LBR,Tuesday 22 November 2011
Sri Lanka’s tea production, hit by bad weather and low prices is expected to reverse the current downward trend and reach 340 million kilos in 2012, while producer margins will continue to shrink due to escalating costs, Central Bank said.
The country’s national tea production during the first eight months of 2011 saw a marginal decline of 0.08 percent to 220.9 kilos compared with the same period in 2010, mainly due to adverse weather conditions.
By end this year, total national tea output is expected to touch 335 million kilos, marginally up from the 331 million kilos recorded last year on the back of favorable weather conditions and attractive prices, the bank said in a pre-budget report.
High grown tea output grew only 1.7 percent while low grown was up 0.2 percent. Medium grown tea declined by 7.7 per cent during the period January to August 2011.
However, the report noted that ‘Wage increases, cash flow difficulties of tea exporters due to the delay in realization of export proceeds from Iran on account of UN sanctions and rising shipping cost to Sri Lanka’s major tea trading nations in the Middle Eastern and North African regions remain challenges for the tea industry.’
The report cited issues such as political turmoil in the Middle East, the island’s largest tea importing region and North African countries and the likely slowdown in global consumption as challenges to the industry.
Sri Lanka ships nearly 52 percent of its 300 million kilos of annual tea produce to the Mid East in both bulk and value added form.
The industry raked in nearly USD 1.5 billion in exports last year making it the third largest foreign exchange earner to the island.

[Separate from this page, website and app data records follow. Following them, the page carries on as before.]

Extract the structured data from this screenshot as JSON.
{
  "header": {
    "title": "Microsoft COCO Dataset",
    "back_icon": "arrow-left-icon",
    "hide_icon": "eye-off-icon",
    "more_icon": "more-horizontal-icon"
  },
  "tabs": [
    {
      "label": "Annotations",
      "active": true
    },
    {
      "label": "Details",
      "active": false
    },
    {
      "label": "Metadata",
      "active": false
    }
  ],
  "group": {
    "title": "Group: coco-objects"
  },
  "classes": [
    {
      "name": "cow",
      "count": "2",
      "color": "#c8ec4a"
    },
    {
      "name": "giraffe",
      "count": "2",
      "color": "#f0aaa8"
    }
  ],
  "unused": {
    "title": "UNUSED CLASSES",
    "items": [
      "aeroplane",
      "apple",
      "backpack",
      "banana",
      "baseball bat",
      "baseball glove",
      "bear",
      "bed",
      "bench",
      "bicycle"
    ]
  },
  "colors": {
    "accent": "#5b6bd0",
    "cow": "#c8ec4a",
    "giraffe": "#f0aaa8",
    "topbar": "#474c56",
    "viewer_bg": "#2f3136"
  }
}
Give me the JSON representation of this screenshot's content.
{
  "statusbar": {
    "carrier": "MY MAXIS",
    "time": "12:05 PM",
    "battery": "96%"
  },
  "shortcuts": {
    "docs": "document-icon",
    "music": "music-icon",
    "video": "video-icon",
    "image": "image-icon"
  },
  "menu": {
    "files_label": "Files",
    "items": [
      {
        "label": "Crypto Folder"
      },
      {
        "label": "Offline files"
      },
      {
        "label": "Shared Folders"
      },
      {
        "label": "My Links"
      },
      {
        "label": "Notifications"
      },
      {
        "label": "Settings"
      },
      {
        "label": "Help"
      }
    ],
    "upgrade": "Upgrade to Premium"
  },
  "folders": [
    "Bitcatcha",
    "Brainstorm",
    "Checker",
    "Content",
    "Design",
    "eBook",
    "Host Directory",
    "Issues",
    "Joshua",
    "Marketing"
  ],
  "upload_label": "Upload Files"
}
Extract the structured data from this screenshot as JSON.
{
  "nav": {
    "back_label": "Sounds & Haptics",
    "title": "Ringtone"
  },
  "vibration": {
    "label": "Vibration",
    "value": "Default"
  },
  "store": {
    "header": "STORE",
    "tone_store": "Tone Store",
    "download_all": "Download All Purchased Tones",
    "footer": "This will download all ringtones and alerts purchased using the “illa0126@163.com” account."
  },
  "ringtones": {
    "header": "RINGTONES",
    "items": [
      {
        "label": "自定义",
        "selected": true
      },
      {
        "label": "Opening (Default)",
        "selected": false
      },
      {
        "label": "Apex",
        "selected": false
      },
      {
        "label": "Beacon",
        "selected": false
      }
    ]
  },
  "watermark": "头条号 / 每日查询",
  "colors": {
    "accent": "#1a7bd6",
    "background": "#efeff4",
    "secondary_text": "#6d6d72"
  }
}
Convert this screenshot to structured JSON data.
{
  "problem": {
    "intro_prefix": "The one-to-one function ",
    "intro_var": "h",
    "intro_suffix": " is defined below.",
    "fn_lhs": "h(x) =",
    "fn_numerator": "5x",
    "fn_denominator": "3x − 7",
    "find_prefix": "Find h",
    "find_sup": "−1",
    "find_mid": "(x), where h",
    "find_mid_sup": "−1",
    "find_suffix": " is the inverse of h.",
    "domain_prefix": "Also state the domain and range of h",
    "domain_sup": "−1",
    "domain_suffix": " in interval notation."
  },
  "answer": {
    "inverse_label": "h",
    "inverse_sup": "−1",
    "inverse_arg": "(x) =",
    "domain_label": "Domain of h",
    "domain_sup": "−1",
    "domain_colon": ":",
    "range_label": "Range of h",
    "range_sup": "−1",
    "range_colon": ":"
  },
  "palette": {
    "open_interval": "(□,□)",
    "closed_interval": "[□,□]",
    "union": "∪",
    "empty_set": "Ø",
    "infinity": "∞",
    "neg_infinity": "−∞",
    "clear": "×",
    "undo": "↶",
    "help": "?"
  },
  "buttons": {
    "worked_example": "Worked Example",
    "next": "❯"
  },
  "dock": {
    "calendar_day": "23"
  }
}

‘Therefore, in addition to efforts to increase yield, it is equally important to further promote Sri Lankan tea in both traditional and non-traditional export markets,’ it said.
The expansion of the fertilizer support program to cover the estate sector and higher tea prices at the Colombo Tea Auction (CTA), especially in the first quarter, helped to maintain production levels despite adverse weather conditions during this period, the central bank said.
However prices at the Colombo auction, the largest tea auction in the world decelerated from the second quarter of 2011 with the trend continuing in the third quarter.
The average tea price of CTA during the first nine months of 2011 also declined to Rs. 363.00 per kg from Rs. 369.00 per kg in the corresponding period of 2010.
Improved world tea production from the second quarter of 2011 added to the decline.
The State budget for 2012, presented to parliament yesterday noted that if local plantations are to increase their yield a minimum two percent new plantation needs to be maintained.
The President promised a two percent subsidy increment to tea smallholders for re-plantation from Rs 250,000 to Rs 300,000. Subsidies for new plantations will be increased from Rs 50,000 to Rs 150,000.
‘I also propose to introduce a concessionary loan scheme at eight percent annual interest, repayable in 7 years, to assist plantation companies to plant and re-plant,’ the President said.
The government is also to take back 37,000 acres of unused land from regional plantations companies and distribute among small holders on rent for 30 years at the rate of two acres each.
President said the government had done surveys of plantations and identified the land that had been lying unused since the estates were privatized in 1992 with the land leased and estate management given to regional plantations corporations.
The small farmers will also be given low cost loans to develop the land along with plants and fertilizer.